Möhler ). In some cases, the epsilon or delta subunit may replace the gamma subunit. The combination of different subunit isoforms characterises GABA-A receptors expressed in specific areas of the brain and modulates different functions. The BZD binding site is located at the interface of adjacent alpha and gamma subunits, therefore, the presence of the gamma isoform is instrumental in determining BZD sensitivity, while the specific alpha isoform contributes to different selectivity and sensitivity. et al., 2001; Rudolph et al., 2001
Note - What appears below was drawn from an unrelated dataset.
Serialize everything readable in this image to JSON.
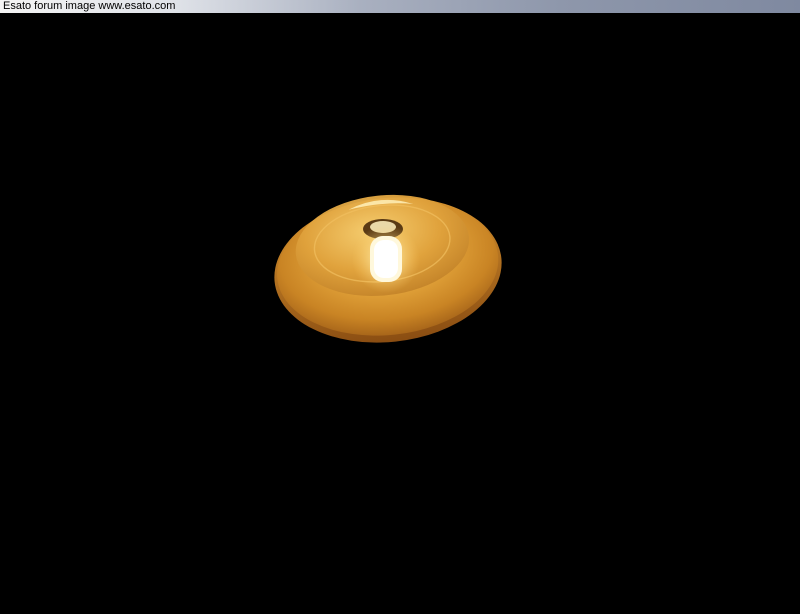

BZD structure and examples. Upper left: the three rings are required for BZD receptor binding activity. Substituents in position 1,2, and partially in position 7, influence pharmacokinetics and half-life but not the affinity and activity of the individual drug at the BZD receptor site. BZDs can also be classified according to the relative position of the nitrogen atom in the heterocyclic ring, as 1,2; 1,3; 1,4; 1,5 or 2,4. Upper right: position R2’ can be unsubstituted or contain a halogen atom (F or Cl), a process called halogenation. Halogenation generally increases BZD activity, for example, as is the case for triazolam and lorazepam which represent the Cl-substituted form of alprazolam and oxazepam, respectively. Lower left: the amide group in position 2 in the diazepine ring can be replaced by a heterocycle ring, such as imidazole or triazole, generating two distinct subgroups of heterocyclic BZDs, referred to as “imidazo- and triazolo-BZDs”. Midazolam is an example of imidazo-BZDs, while alprazolam and triazolam (upper right) are examples of triazolo-BZDs. Lower right: clobazam and diazepam, as examples of 1,4 and 1,5 BZDs, with similar structure.
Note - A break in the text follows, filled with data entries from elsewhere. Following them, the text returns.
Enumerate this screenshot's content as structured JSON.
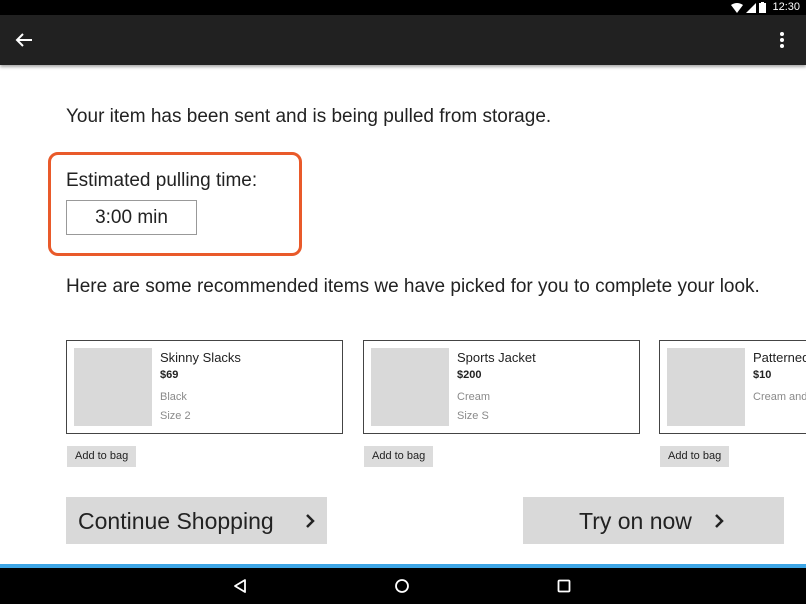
{
  "status_bar": {
    "time": "12:30"
  },
  "app_bar": {
    "back_icon": "arrow-left-icon",
    "menu_icon": "more-vertical-icon"
  },
  "content": {
    "sent_message": "Your item has been sent and is being pulled from storage.",
    "estimate_label": "Estimated pulling time:",
    "estimate_value": "3:00 min",
    "highlight_color": "#e95a2a",
    "recommend_message": "Here are some recommended items we have picked for you to complete your look."
  },
  "recommendations": [
    {
      "name": "Skinny Slacks",
      "price": "$69",
      "color": "Black",
      "size": "Size  2",
      "add_label": "Add to bag"
    },
    {
      "name": "Sports Jacket",
      "price": "$200",
      "color": "Cream",
      "size": "Size  S",
      "add_label": "Add to bag"
    },
    {
      "name": "Patterned",
      "price": "$10",
      "color": "Cream and",
      "size": "",
      "add_label": "Add to bag"
    }
  ],
  "actions": {
    "continue_label": "Continue Shopping",
    "try_on_label": "Try on now"
  },
  "nav_bar": {
    "back_icon": "triangle-back-icon",
    "home_icon": "circle-home-icon",
    "recents_icon": "square-recents-icon"
  }
}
Atkinson Morley Regional Neuroscience Centre, St George's University Hospitals NHS Foundation Trust, London
Department of Neuropsychiatry, South West London & St George's Mental Health Trust, London
Institute of Medical and Biomedical Sciences, St George's University of London, London, United Kingdom
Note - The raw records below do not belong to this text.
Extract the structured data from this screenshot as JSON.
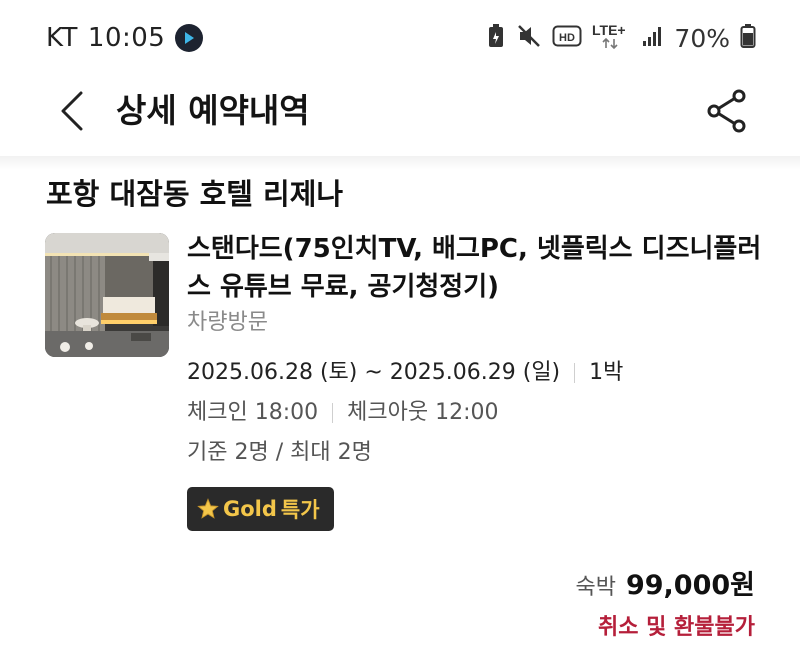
{
  "status_bar": {
    "carrier": "KT",
    "time": "10:05",
    "network": "LTE+",
    "network_sub": "HD",
    "battery_percent": "70%"
  },
  "header": {
    "title": "상세 예약내역",
    "back_icon": "chevron-left-icon",
    "share_icon": "share-icon"
  },
  "hotel": {
    "name": "포항 대잠동 호텔 리제나"
  },
  "room": {
    "name": "스탠다드(75인치TV, 배그PC, 넷플릭스 디즈니플러스 유튜브 무료, 공기청정기)",
    "visit_type": "차량방문",
    "date_range": "2025.06.28 (토) ~ 2025.06.29 (일)",
    "nights": "1박",
    "checkin": "체크인 18:00",
    "checkout": "체크아웃 12:00",
    "capacity": "기준 2명 / 최대 2명",
    "badge": {
      "label": "Gold",
      "suffix": "특가",
      "icon": "star-icon"
    }
  },
  "price": {
    "type": "숙박",
    "amount": "99,000원",
    "refund_policy": "취소 및 환불불가"
  },
  "colors": {
    "refund_red": "#b51f3a",
    "badge_bg": "#2a2a2a",
    "badge_gold": "#f3c64a"
  }
}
Correspondence: Marco Mula
Atkinson Morley Regional Neuroscience Centre,
St George's University Hospitals NHS Foundation Trust,
London SW17 0QT,
Anxiety disorders represent a common psychiatric comorbidity in patients with epilepsy, affecting prognosis and quality of life. However, they are still underdiagnosed and undertreated. In clinical practice, a number of compounds are currently used as anxiolytics, with benzodiazepines being the most popular. Other drug classes, especially antiepileptic drugs, are increasingly prescribed for the treatment of anxiety. This article discusses the neurobiological targets and basic neuropharmacological aspects of anxiolytics in order to give the reader clear insight into their activity and mechanism of action. Clinical data regarding the treatment of anxiety in both adults and children with epilepsy are also summarised, emphasising the need for further studies.